To appreciate fully Jesus’ righteous intolerance of sin, we must remember that He is one with God the Father, who describes Himself repeatedly as a “jealous God” (Exodus 20:5, 34:14; Deuteronomy 4:24, 5:9, 6:15; 32:16, 21; Joshua 24:19, Nahum 1:2, Zechariah 1:14).
Unfortunately, many have taken offense to the word “jealous,” due to a misapprehension of its true meaning.
To be jealous is simply to advance one’s rights to the exclusion of the rights of others, or to put it another way, to be intolerant of any rivalry or unfaithfulness.
For example, a husband has exclusive rights to his wife. If another man tries to encroach upon the husband’s marital rights, then the husband is jealous, not of his wife, but for his marriage.
In the same way, but to an infinitely greater degree, God is jealous for His church. For God to be jealous signifies the advancement of His glory over anything that we would substitute for it. This would include not only literal idols and false gods, but also the figurative idolatry shown by our elevating anything that is not God above God.
He has made us, and we are His. As such, it is His everlasting right to have our unending devotion, worship and praise. Nothing else, and no one else, has a right to these.
As Christians, we acknowledge God as God, and accordingly, we recognize Jesus as Lord. Because of our submission to Jesus as the Lord of our lives, we also share in His righteous intolerance of sin.
This presents a problem, though, since those who accuse the Church of being intolerant are those who have NOT recognized God as God or Jesus as Lord.
If they recognize neither God’s authority nor Jesus’ divinity, then consequently, they will not recognize the church’s intolerance as being righteous. A person whose gods are “logic and reason” will not concede that Jesus was anything but a great teacher at best.
Fortunately, C. S. Lewis has already cleared this matter up for us:
A man who was merely a man and said the sort of things Jesus said would not be a great moral teacher. He would either be a lunatic—on a level with the man who says he is a poached egg—or else he would be the Devil of Hell. You must make your choice. Either this man was, and is, the Son of God: or else a madman or something worse. You can shut Him up for a fool, you can spit at Him and kill Him as a demon; or you can fall at His feet and call Him Lord and God. But let us not come with any patronising nonsense about His being a great human teacher. He has not left that open to us. He did not intend to. (Lewis, C. S. Mere Christianity. New York: MacMillan Publishing Co., Inc., 1952.)
As Lewis makes plain, true logic and reason will lead only to one conclusion for a Christian.
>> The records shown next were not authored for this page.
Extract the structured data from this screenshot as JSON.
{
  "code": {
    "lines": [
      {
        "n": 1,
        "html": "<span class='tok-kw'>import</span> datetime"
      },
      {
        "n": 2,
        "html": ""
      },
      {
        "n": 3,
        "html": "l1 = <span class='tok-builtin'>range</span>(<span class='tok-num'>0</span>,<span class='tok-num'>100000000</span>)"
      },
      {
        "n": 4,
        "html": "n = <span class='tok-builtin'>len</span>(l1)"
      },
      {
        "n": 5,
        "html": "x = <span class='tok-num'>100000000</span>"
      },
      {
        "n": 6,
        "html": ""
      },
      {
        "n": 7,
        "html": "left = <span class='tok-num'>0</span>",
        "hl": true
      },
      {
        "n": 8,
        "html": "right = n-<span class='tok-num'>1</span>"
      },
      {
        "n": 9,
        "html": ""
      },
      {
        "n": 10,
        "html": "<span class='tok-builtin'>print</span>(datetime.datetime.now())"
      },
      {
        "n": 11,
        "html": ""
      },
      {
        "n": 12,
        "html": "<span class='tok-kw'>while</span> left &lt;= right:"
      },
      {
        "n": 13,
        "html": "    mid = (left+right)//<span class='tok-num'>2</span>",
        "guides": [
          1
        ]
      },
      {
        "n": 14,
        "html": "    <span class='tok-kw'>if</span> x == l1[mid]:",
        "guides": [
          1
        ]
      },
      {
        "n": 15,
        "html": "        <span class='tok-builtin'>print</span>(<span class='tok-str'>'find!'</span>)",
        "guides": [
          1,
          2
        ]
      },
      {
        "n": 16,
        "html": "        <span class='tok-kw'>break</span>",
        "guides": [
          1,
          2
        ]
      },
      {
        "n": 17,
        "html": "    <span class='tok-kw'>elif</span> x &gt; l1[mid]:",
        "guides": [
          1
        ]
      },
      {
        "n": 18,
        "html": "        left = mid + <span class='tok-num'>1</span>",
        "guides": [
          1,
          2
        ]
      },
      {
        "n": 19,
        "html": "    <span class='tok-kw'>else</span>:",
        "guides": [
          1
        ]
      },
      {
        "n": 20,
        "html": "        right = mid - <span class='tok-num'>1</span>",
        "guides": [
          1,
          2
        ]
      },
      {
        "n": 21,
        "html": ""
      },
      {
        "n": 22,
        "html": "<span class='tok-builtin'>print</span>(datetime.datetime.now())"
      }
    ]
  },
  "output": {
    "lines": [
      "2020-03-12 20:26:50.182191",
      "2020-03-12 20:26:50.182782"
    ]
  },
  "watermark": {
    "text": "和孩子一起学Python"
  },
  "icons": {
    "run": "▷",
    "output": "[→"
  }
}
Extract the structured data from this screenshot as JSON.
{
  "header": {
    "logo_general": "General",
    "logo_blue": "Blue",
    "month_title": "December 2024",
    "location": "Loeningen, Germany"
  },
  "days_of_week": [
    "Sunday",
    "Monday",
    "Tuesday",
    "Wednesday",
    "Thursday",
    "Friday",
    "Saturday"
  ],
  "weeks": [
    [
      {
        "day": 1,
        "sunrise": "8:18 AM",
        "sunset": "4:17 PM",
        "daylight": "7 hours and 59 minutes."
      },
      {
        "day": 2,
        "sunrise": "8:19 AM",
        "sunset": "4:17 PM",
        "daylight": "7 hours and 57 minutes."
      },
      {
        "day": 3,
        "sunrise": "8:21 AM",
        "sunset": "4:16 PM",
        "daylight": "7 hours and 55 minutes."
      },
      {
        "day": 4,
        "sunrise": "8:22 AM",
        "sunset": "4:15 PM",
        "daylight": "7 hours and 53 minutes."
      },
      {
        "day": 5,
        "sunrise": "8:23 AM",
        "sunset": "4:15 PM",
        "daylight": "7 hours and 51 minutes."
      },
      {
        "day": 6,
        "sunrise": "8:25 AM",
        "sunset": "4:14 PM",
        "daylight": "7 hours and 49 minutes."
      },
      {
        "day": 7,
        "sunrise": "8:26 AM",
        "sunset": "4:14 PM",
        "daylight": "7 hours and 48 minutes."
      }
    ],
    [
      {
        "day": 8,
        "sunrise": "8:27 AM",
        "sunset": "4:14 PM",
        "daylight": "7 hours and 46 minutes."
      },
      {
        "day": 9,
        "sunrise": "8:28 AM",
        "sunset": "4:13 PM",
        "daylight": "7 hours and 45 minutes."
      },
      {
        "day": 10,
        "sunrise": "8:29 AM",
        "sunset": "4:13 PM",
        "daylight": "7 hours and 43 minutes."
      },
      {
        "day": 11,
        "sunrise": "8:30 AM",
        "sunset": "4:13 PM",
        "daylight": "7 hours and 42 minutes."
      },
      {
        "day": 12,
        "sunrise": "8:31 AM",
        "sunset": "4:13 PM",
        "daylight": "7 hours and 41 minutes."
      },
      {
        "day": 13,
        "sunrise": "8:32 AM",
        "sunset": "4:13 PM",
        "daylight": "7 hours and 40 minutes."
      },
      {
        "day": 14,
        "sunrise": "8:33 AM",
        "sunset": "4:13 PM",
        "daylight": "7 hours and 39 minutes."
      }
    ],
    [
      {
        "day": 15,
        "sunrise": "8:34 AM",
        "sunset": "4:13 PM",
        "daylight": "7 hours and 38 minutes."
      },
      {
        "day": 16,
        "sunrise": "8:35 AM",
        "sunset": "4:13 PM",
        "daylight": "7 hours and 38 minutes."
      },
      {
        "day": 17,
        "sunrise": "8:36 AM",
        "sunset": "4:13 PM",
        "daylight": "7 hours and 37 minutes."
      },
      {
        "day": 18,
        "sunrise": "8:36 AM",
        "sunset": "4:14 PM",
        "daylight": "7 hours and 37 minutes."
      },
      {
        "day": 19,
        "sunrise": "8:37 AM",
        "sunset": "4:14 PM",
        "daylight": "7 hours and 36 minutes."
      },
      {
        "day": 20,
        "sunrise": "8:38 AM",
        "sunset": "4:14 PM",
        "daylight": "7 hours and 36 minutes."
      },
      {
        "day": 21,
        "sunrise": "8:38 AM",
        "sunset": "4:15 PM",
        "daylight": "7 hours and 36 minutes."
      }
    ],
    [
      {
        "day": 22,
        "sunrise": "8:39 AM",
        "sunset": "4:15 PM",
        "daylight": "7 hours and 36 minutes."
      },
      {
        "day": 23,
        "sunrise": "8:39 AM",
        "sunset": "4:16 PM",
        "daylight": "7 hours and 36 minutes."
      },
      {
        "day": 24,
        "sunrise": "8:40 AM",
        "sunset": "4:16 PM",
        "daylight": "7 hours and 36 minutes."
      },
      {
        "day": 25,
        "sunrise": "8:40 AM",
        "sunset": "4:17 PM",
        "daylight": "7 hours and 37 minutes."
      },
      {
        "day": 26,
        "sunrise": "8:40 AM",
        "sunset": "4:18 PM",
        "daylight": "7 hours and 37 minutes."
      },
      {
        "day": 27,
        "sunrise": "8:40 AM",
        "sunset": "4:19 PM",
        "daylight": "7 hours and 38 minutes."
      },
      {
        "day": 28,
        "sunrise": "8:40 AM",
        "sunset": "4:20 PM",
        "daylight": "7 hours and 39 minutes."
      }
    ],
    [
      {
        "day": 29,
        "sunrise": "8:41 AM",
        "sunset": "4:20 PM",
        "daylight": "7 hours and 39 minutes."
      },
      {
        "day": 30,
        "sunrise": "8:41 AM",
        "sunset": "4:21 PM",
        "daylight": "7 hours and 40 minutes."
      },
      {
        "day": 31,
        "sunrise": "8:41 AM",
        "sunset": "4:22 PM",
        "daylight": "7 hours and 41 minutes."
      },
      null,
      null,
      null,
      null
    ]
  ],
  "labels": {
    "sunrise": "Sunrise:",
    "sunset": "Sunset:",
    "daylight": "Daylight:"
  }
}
That is the same conclusion that their hearts have already led them to—Jesus’ lordship.
(OK, so now what? Come back for the conclusion: Part 5–The Narrow Path)